In February, 2009, the United States sent 60 wildfire specialists to Victoria to assist with operations, planning and logistics. That included two thirteen-person teams specializing in rehabilitating burned areas, and one 20-person suppression team. I believe the “suppression team” was a thrown-together group of experienced firefighters formed into a crew, since no hotshot crews were on duty in February. More information about that deployment is HERE, HERE, and HERE.
In January, 2010, the United States again sent firefighters to Australia. That time it was approximately 17 people, with most of them being assigned within Victoria. Some details about that trip are HERE, HERE, and HERE.
The international assistance has worked in both directions. In July, 2008, 44 Australian and New Zealand firefighters came to the United States to assist with fires in California. The first deployment of firefighters from Australia to the U.S. was in 2000.
Australian fire officials on Sunday warned that residents of New South Wales are facing the worst wildfire conditions in more than 40 years. Already more than 200 homes have been destroyed and another 120 damaged. One man has died so far trying to protect his property. The weather forecast for Wednesday is even more severe.
The last time firefighters faced a situation like this was in the late 1960s.
Monday some areas received lightning with little or no rain.
Assistant police commissioner Alan Clarke said mandatory evacuation orders would be enforced in some areas, describing the risk as “far more extreme” than in past fires.
“Police will be doing forced evacuations if the risk is necessary,” Clarke told reporters.
“At the end of the day we hope we have buildings standing, but if we don’t have buildings standing we don’t want bodies in them.”
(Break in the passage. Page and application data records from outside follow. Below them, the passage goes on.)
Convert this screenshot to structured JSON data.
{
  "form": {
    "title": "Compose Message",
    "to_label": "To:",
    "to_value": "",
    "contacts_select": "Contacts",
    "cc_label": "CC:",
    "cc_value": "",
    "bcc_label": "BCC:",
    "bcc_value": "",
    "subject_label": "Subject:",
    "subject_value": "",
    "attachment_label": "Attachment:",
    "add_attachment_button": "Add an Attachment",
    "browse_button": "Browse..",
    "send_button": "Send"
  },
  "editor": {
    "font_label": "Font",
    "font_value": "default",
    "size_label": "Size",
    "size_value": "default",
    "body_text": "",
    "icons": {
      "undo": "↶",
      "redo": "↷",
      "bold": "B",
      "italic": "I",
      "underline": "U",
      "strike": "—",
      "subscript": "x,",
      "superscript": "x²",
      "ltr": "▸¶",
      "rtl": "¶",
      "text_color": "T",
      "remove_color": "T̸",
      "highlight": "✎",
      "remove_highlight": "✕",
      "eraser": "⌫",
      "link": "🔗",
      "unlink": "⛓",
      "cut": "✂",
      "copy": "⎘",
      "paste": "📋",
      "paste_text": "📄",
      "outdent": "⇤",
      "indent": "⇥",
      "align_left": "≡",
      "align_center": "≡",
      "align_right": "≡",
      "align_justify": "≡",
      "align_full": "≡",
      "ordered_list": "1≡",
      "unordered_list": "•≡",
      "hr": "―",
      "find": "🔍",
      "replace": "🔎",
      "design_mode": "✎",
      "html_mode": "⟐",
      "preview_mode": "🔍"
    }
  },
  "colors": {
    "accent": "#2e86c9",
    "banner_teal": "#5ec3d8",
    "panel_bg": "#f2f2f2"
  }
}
The typical wildfire season in Australia is from December through February, but this year firefighters are having to deal with numerous large fires weeks earlier than normal. The contracts for large Erickson Air-Crane helicopters that can carry 2,650 gallons of water were not yet in effect but two of the ships were rushed into service to assist firefighters.
One of the largest fires is the State Mine Fire about 70 km northwest of Sydney between Lithgow and Bilpin which as burned 42,751 hectares (105,000 acres). It is likely to merge with the New York Road/Mt. Victoria Fire just to the south, which is 2,017 hectares (5,000 acres).
The new Prime Minister of Australia, in office for a month, apparently is not your ordinary chief of state. During the recent rash of bushfires in New South Wales, Tony Abbott worked a night shift helping back burn near Bilpinwith with his Davidson Fire Service Brigade from Sydney’s Warringah Pittwater Rural Fire District. Mr. Abbott has been a volunteer with the Rural Fire Service Brigade for 13 years and is qualified as a specialist breathing apparatus operator, chainsaw operator, and tanker driver.
There are reports that the Prime Minister’s firefighting activities have been a challenge for his Australian Federal Police security detail charged with his protection.
In addition to serving as a firefighter, Mr. Abbott in the past has volunteered as a teacher in remote Aboriginal Communities. Before he was elected he promised he would continue to live one week a year in similar communities after becoming Prime Minister.
The NSW premier, Barry O’Farrell, said that it would be a miracle if there was no loss of life. Australia’s national science agency, CSIRO, warned that several people were likely to have been killed if the estimate of hundreds of properties destroyed proved to be true, as historically an average of one life has been lost for every 17 houses.
These fires are following an unusually early start to the Australian fire season last month, well ahead of their summer which normally reintroduces fires to the landscape.
One of the fires spread from Lithgow towards the Blue Mountains, running more than 25km (15 miles) and burning over 20,000 hectares (50,000 acres) of bushland.